Former top policeman Clint Rickards exhibited bias and overstated some issues "to the point of exaggeration" in his complaints about Operation Austin, the Independent Police Conduct Authority has found.
The police operation Mr Rickards condemned as a shambles has been hailed by the judge heading the inquiry as exemplary.
IPCA chairwoman Justice Lowell Goddard yesterday said criticisms the inquiry was biased and had taken too long were unfounded.
In rejecting 15 separate complaints about Operation Austin from Mr Rickards and one from former All Black Steve McDowell, Justice Goddard painted a picture of Operation Austin which contrasted starkly with Mr Rickards' claim last year that it was a "shambles".
"There are aspects of it [the investigation] I consider to be exemplary and should be put into the police manual of best practice for the future."
There was "no evidence at all" to support Mr Rickards' statement that Operation Austin had been a shambles, Justice Goddard said. "In fact, the opposite."
The IPCA's response to specific complaints made by Mr Rickards and Mr McDowell were reported to them confidentially.
The IPCA can choose to publicly report on an issue of widespread interest, which was the step Justice Goddard took yesterday.
The report said there was a particular thread which ran through many of Mr Rickards' complaints.

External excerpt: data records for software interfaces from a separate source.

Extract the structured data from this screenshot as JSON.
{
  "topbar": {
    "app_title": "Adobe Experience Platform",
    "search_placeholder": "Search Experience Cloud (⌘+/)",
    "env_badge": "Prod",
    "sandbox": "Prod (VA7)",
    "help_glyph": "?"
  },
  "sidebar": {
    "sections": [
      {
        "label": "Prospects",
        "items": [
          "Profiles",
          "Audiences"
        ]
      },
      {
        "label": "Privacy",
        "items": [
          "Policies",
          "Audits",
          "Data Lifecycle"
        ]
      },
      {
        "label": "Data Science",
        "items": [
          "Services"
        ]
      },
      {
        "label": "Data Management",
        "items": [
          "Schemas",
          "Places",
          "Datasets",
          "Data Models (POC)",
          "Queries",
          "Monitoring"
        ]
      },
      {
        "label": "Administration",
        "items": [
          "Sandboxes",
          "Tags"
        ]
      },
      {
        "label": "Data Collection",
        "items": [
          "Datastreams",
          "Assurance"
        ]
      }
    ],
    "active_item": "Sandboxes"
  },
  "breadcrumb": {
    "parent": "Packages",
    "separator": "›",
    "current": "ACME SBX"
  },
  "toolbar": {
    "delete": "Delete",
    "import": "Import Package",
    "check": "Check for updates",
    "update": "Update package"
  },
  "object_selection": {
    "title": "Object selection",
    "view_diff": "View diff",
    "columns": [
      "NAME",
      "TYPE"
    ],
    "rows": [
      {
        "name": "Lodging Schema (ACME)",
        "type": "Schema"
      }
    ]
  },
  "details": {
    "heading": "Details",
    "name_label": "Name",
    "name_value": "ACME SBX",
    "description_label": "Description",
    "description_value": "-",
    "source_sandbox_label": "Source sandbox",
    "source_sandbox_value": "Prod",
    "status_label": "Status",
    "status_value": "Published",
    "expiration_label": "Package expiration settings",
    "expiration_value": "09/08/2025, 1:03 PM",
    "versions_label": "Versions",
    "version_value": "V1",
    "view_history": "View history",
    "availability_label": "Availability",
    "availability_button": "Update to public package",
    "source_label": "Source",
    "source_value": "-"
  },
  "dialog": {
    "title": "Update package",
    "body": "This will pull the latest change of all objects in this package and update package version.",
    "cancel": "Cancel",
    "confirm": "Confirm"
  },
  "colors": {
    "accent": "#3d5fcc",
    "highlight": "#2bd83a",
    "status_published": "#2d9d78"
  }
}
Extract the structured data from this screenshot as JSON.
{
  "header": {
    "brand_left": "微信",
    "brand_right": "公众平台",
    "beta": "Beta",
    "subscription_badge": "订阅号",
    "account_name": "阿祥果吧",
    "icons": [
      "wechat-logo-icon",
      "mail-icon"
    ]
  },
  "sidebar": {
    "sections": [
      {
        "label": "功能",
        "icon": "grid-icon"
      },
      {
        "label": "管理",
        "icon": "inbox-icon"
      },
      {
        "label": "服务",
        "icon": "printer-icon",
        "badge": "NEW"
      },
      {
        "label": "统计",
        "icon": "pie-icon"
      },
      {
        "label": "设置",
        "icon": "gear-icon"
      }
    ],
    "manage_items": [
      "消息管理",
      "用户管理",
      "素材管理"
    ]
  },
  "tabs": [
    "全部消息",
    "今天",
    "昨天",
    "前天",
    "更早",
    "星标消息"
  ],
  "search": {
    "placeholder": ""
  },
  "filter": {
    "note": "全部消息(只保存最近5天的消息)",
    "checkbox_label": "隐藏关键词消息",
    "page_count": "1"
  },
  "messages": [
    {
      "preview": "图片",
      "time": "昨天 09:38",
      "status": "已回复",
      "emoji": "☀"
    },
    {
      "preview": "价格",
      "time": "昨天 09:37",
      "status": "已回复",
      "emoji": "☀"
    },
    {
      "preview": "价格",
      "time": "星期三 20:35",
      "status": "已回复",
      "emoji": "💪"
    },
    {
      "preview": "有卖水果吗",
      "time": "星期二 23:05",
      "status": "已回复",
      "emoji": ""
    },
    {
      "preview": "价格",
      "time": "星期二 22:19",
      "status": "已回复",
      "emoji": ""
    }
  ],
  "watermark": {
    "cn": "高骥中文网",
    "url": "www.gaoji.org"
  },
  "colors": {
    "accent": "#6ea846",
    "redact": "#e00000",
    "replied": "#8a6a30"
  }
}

He tended to be "over-selective" in much of the material placed before the IPCA and a tendency to overstate some issues "to the point of exaggeration" was also noted.
"It appeared to the Authority that whilst the Assistant Commissioner has accused others of bias, he has on occasions engaged in precisely the same behaviour."

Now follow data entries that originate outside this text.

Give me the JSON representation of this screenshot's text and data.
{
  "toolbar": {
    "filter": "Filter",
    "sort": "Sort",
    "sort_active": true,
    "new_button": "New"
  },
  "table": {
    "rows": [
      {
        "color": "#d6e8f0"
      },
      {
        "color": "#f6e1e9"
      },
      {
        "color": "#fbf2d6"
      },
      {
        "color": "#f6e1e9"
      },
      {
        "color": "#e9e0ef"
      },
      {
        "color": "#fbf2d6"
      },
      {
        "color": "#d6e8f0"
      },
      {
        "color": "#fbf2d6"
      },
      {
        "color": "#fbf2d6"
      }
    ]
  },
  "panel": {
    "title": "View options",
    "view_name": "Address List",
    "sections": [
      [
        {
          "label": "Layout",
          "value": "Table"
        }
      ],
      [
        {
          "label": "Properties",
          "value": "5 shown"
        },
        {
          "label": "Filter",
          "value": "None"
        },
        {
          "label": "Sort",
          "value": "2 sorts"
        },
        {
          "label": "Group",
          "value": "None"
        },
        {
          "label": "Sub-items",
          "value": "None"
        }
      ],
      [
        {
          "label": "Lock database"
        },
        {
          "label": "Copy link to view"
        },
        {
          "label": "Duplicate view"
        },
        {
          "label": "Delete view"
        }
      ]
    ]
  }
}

Justice Goddard emphatically said there was no evidence of bias or pre-determination in Operation Austin.
"Any investigation should be approached with an open mind and all of the evidence carefully weighed without any pre-determination or bias, and I am able to find quite categorically no evidence of bias or pre-determination in the Operation Austin investigation."
Justice Goddard said the decision to prosecute Mr Rickards and former colleagues Brad Shipton and Bob Schollum on charges which arose from Operation Austin was made after a thorough, independent and objective analysis of all available evidence by Christchurch Crown Solicitor Brent Stanaway.
Yesterday's IPCA's findings came as a rare bright moment for police in what has been a deeply embarrassing episode for the force.
Deputy Commissioner Rob Pope said he was delighted the complaints had been rejected, and that the investigation team had received high praise from Justice Goddard.
"The Austin team is made up of a group of people who have had this investigation as the focus of their professional lives for four years," Mr Pope said.
"It comes as no surprise that their integrity, skills and unflagging commitment throughout that time, particularly to the complainants involved, has resulted in such high commendation."